• **Action item**
Start at the first record below and retype through the last, exactly.

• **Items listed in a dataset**
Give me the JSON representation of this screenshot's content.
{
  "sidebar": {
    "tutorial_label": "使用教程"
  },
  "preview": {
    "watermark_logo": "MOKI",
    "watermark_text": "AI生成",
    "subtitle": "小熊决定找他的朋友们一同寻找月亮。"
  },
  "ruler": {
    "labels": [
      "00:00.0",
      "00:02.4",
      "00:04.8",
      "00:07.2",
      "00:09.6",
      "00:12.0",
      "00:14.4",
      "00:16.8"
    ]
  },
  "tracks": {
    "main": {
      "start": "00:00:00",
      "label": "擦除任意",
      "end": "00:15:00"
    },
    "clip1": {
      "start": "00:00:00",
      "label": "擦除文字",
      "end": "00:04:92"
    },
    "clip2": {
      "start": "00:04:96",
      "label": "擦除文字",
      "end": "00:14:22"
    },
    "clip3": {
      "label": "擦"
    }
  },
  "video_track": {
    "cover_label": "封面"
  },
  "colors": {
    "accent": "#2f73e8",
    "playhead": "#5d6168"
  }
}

• **Answer to this problem**
Give me the JSON representation of this screenshot's content.
{
  "sidebar": {
    "tutorial_label": "使用教程"
  },
  "preview": {
    "watermark_logo": "MOKI",
    "watermark_text": "AI生成",
    "subtitle": "小熊决定找他的朋友们一同寻找月亮。"
  },
  "ruler": {
    "labels": [
      "00:00.0",
      "00:02.4",
      "00:04.8",
      "00:07.2",
      "00:09.6",
      "00:12.0",
      "00:14.4",
      "00:16.8"
    ]
  },
  "tracks": {
    "main": {
      "start": "00:00:00",
      "label": "擦除任意",
      "end": "00:15:00"
    },
    "clip1": {
      "start": "00:00:00",
      "label": "擦除文字",
      "end": "00:04:92"
    },
    "clip2": {
      "start": "00:04:96",
      "label": "擦除文字",
      "end": "00:14:22"
    },
    "clip3": {
      "label": "擦"
    }
  },
  "video_track": {
    "cover_label": "封面"
  },
  "colors": {
    "accent": "#2f73e8",
    "playhead": "#5d6168"
  }
}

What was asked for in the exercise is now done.